Task material START
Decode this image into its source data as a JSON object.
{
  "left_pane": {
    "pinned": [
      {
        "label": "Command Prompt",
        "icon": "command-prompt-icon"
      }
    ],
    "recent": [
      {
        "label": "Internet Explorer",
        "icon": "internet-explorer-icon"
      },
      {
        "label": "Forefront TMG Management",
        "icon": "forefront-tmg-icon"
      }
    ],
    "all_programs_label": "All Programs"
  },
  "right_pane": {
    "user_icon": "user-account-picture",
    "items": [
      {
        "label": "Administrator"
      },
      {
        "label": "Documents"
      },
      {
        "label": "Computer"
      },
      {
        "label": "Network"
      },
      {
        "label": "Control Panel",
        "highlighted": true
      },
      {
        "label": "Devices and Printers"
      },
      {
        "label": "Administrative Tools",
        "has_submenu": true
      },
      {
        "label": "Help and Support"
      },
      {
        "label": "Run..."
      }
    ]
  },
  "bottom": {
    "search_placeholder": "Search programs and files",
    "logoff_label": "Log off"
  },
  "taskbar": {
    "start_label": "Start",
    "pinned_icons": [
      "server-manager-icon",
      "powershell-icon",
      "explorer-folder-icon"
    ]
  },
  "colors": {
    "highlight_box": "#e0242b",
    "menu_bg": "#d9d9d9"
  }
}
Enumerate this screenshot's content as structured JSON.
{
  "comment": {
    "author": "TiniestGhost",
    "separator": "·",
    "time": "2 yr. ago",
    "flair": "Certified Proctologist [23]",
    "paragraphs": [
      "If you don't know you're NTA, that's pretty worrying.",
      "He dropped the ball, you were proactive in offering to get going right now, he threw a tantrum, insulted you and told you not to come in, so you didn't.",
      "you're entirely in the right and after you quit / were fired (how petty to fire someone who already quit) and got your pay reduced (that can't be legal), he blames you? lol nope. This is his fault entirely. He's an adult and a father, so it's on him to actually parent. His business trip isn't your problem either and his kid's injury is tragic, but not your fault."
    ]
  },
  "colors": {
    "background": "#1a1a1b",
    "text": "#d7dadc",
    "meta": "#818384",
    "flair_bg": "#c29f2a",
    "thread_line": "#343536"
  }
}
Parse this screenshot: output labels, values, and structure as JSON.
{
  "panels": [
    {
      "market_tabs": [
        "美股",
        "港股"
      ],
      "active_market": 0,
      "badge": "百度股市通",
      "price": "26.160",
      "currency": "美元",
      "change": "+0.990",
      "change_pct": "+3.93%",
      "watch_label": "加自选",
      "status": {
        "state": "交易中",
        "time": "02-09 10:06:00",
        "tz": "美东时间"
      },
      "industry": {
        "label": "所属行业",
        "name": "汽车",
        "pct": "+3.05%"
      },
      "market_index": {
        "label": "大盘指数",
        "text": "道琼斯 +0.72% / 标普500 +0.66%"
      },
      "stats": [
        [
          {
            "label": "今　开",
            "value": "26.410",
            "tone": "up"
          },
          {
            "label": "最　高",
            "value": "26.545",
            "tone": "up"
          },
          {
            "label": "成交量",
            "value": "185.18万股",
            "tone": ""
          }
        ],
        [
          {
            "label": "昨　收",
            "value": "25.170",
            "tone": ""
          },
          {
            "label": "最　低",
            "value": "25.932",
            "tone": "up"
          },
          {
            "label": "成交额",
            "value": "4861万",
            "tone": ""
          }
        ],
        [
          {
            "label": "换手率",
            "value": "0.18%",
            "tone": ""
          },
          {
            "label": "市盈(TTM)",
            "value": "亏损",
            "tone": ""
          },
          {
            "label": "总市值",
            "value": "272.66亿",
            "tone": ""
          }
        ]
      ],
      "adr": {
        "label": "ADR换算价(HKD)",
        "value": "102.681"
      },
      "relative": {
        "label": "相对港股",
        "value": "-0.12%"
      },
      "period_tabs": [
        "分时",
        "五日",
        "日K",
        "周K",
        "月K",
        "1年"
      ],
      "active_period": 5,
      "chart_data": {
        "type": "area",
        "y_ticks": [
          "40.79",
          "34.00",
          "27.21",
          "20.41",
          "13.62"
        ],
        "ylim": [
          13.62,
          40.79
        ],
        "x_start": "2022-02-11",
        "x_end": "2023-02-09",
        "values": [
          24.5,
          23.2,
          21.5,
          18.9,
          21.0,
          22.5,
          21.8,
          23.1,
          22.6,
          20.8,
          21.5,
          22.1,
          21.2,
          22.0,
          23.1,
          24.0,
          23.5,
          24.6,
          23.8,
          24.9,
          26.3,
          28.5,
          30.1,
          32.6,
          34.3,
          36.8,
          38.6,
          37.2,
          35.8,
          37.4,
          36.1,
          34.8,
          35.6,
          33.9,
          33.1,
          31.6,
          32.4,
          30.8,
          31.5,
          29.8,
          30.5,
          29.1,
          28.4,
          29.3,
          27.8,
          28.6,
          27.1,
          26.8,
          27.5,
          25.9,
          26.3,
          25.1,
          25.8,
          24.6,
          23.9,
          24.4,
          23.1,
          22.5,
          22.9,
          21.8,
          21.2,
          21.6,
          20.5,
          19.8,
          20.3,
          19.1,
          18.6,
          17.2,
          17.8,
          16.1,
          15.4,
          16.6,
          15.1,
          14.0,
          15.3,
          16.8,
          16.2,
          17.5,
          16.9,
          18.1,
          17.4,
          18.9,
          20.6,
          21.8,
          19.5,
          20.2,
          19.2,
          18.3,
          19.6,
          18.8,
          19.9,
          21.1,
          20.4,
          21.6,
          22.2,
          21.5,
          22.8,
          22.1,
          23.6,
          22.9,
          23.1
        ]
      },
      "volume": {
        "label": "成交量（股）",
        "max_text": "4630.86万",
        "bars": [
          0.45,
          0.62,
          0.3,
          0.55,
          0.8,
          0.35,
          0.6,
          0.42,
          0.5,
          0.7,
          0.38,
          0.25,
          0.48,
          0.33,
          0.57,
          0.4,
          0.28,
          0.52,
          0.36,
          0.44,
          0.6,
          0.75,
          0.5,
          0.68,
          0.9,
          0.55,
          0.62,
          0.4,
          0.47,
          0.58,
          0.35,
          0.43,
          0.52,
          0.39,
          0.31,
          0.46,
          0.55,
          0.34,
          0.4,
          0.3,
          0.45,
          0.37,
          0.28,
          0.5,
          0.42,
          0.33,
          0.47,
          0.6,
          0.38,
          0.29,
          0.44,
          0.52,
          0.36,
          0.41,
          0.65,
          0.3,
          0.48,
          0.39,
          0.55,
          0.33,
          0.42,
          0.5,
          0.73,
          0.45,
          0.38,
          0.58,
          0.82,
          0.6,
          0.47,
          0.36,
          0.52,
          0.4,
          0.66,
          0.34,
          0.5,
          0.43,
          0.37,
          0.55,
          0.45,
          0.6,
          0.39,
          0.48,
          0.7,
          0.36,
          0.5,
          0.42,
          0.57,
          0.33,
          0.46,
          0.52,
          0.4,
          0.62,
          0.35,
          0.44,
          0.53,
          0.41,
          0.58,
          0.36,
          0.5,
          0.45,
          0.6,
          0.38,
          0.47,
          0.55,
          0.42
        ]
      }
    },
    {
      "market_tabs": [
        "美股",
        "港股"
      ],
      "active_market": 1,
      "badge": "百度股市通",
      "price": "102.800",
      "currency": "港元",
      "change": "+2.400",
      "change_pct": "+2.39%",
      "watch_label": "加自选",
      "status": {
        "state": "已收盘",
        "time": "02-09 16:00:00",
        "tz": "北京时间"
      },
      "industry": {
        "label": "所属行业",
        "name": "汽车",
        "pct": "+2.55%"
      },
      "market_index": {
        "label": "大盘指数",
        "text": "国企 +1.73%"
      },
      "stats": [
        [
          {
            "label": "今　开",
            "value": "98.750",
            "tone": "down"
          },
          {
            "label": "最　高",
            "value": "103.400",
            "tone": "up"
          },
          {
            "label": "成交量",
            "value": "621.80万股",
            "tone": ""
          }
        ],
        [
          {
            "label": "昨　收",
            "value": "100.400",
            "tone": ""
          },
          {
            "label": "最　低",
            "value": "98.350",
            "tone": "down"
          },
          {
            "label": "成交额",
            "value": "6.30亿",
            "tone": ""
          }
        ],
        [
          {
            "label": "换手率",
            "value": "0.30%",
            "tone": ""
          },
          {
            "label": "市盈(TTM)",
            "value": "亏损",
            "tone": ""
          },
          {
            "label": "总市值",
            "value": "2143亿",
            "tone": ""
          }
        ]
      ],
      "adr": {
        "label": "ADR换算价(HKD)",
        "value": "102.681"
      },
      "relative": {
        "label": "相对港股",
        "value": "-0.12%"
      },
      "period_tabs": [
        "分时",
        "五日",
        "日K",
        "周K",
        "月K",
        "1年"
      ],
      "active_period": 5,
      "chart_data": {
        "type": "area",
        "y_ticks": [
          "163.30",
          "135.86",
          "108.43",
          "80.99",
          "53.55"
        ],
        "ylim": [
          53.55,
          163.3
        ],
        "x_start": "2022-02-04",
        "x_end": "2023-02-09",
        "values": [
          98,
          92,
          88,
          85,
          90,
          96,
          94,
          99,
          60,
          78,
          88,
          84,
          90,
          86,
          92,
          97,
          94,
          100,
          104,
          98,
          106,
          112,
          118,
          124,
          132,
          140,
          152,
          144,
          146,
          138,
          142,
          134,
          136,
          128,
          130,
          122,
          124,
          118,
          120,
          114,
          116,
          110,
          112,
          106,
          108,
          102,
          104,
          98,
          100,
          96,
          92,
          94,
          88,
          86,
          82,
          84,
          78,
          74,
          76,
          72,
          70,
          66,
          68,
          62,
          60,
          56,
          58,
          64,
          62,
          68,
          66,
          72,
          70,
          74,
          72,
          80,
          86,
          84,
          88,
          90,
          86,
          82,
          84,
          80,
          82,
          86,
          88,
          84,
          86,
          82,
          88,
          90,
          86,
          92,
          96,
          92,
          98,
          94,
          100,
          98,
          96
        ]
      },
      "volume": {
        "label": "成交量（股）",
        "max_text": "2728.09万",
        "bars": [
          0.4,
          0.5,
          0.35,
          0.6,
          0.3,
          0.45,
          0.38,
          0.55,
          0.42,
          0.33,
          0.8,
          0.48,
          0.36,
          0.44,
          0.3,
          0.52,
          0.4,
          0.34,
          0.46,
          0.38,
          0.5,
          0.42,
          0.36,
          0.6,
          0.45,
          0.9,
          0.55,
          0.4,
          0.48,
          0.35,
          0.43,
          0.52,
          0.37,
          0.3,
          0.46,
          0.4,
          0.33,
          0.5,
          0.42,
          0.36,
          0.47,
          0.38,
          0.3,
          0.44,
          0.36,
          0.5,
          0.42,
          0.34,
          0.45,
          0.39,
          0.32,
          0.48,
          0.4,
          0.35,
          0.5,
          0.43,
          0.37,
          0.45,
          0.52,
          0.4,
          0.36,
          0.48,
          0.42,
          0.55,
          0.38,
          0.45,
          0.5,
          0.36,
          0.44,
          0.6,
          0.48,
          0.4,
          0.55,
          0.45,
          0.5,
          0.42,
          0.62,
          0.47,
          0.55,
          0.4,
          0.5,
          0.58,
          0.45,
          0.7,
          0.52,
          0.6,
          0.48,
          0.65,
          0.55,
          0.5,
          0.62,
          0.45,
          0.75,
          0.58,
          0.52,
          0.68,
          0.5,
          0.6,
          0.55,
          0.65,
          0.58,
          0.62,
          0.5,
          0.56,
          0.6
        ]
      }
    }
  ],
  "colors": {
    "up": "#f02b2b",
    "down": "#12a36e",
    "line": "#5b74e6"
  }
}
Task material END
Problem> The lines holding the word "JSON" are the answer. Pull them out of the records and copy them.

Output for this exercise>
Decode this image into its source data as a JSON object.
Enumerate this screenshot's content as structured JSON.
Parse this screenshot: output labels, values, and structure as JSON.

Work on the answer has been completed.